Brian McKenna, professor of anthropology at the University of Michigan ? Dearborn, has a great piece in the August 2010 newsletter of the Society for Applied Anthropology. Starting on p. 11 (the newsletter is a pdf), McKenna has a piece entitled ?Doing Anthropology as an Environmental Journalist.?
This post was contributed by Janelle Taylor (University of Washington).
Globalisation means for most people on this planet higher fences and less movement across borders. The new book by anthropologist Shahram Khosravi is an auto-ethnography of illegalised border crossing.
Thanks to one of our/my readers with the note “best example about assumptions in anthropology”. I quite agree. Entitled Beatles 3000. Have a bit of a giggle.
First off: wow. A few angst-filled posts were all it took for this blog to come back to life with a series of great new posts (by great new members of the blog!) and rich thoughtful comments. Rumours of our death were greatly exaggerated.
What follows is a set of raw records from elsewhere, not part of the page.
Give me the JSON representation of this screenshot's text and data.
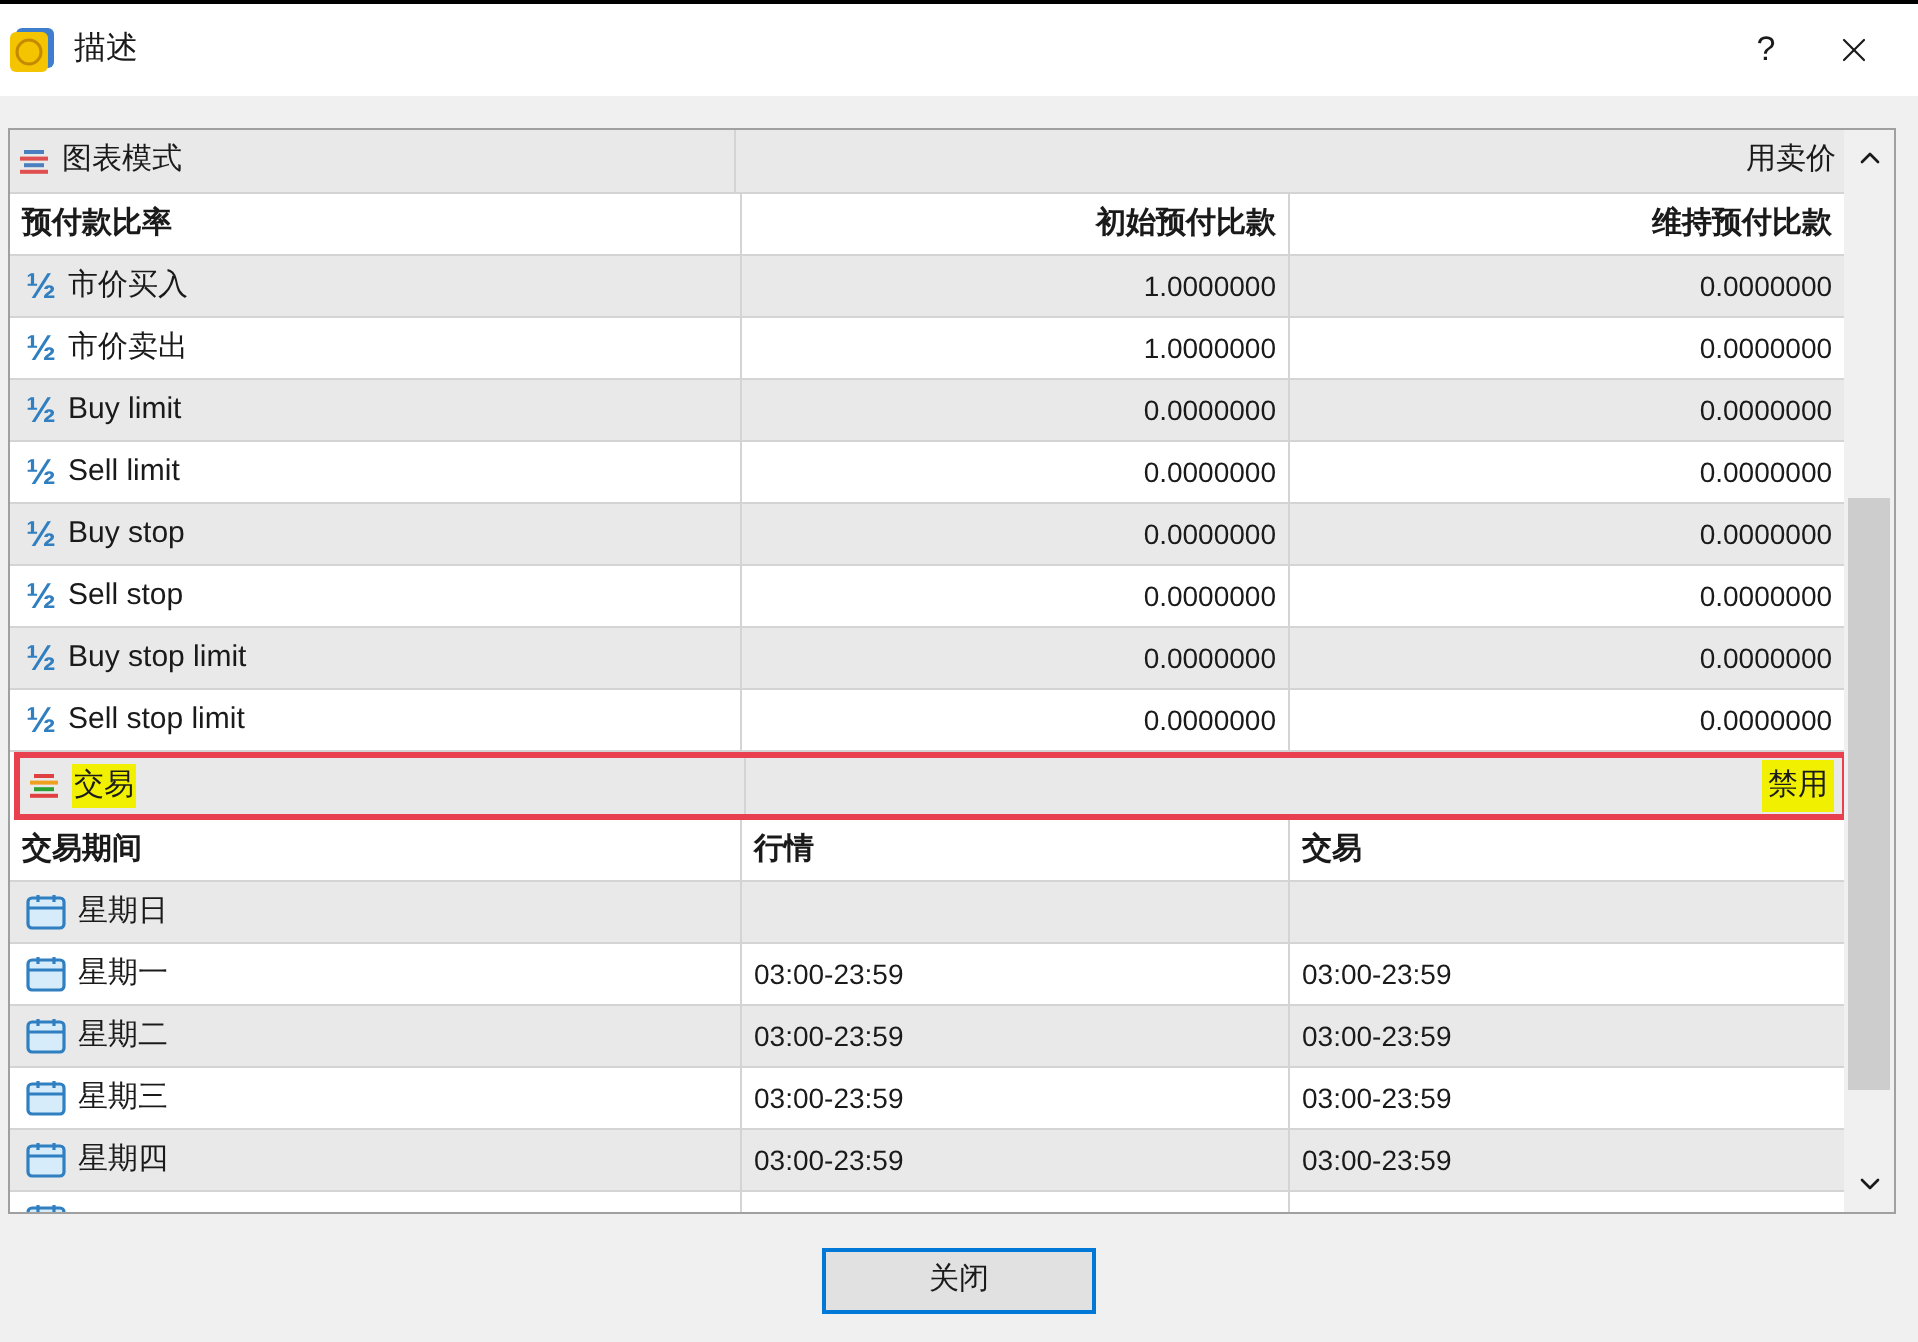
{
  "window": {
    "title": "描述",
    "help": "?"
  },
  "table": {
    "sections": [
      {
        "kind": "ratios",
        "label": "图表模式",
        "value": "用卖价",
        "highlighted": false,
        "header": [
          "预付款比率",
          "初始预付比款",
          "维持预付比款"
        ],
        "rows": [
          {
            "glyph": "½",
            "cells": [
              "市价买入",
              "1.0000000",
              "0.0000000"
            ]
          },
          {
            "glyph": "½",
            "cells": [
              "市价卖出",
              "1.0000000",
              "0.0000000"
            ]
          },
          {
            "glyph": "½",
            "cells": [
              "Buy limit",
              "0.0000000",
              "0.0000000"
            ]
          },
          {
            "glyph": "½",
            "cells": [
              "Sell limit",
              "0.0000000",
              "0.0000000"
            ]
          },
          {
            "glyph": "½",
            "cells": [
              "Buy stop",
              "0.0000000",
              "0.0000000"
            ]
          },
          {
            "glyph": "½",
            "cells": [
              "Sell stop",
              "0.0000000",
              "0.0000000"
            ]
          },
          {
            "glyph": "½",
            "cells": [
              "Buy stop limit",
              "0.0000000",
              "0.0000000"
            ]
          },
          {
            "glyph": "½",
            "cells": [
              "Sell stop limit",
              "0.0000000",
              "0.0000000"
            ]
          }
        ]
      },
      {
        "kind": "schedule",
        "label": "交易",
        "value": "禁用",
        "highlighted": true,
        "header": [
          "交易期间",
          "行情",
          "交易"
        ],
        "rows": [
          {
            "cells": [
              "星期日",
              "",
              ""
            ]
          },
          {
            "cells": [
              "星期一",
              "03:00-23:59",
              "03:00-23:59"
            ]
          },
          {
            "cells": [
              "星期二",
              "03:00-23:59",
              "03:00-23:59"
            ]
          },
          {
            "cells": [
              "星期三",
              "03:00-23:59",
              "03:00-23:59"
            ]
          },
          {
            "cells": [
              "星期四",
              "03:00-23:59",
              "03:00-23:59"
            ]
          },
          {
            "cells": [
              "",
              "",
              ""
            ]
          }
        ]
      }
    ]
  },
  "buttons": [
    {
      "label": "关闭",
      "default": true
    }
  ]
}
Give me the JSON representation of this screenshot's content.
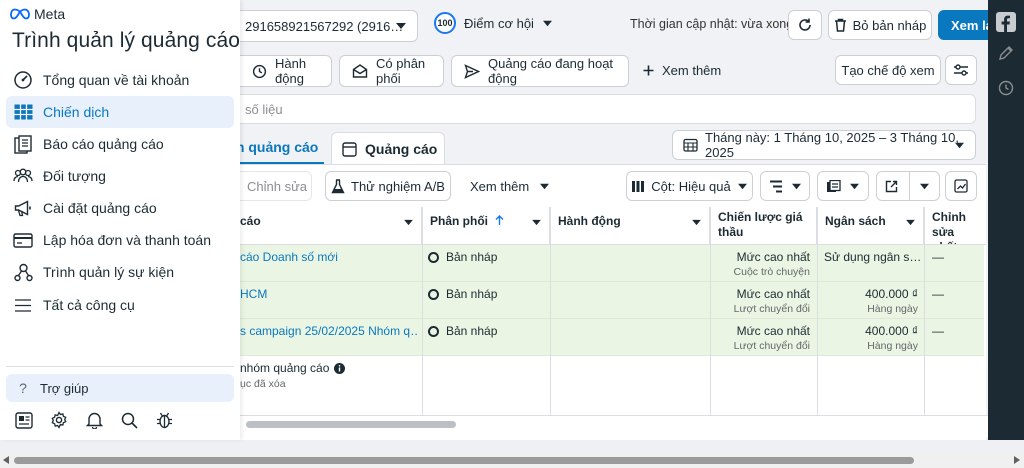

Congratulations and thanks everyone ? be sure to pace yourselves as I hope this will turn into a beautiful glowing marathon of content rather than a brief multicoloured spasm of posts that ends suddenly full of sound and fury, signifying nothing. So: thanks!
Guest post by Morgan Keay
This post is an analytical literature review, with bibliography, of recent sources that use anthropological methods to explore threats to indigenous peoples, the implications of the threats/factors, and the responses of indigenous groups. It was originally prepared for a graduate seminar at George Washington University on ?Culture, Risk and Security? in spring 2009.
First, and in case you missed them, a series of YouTube videos produced by the U.S. military about the Human Terrain System: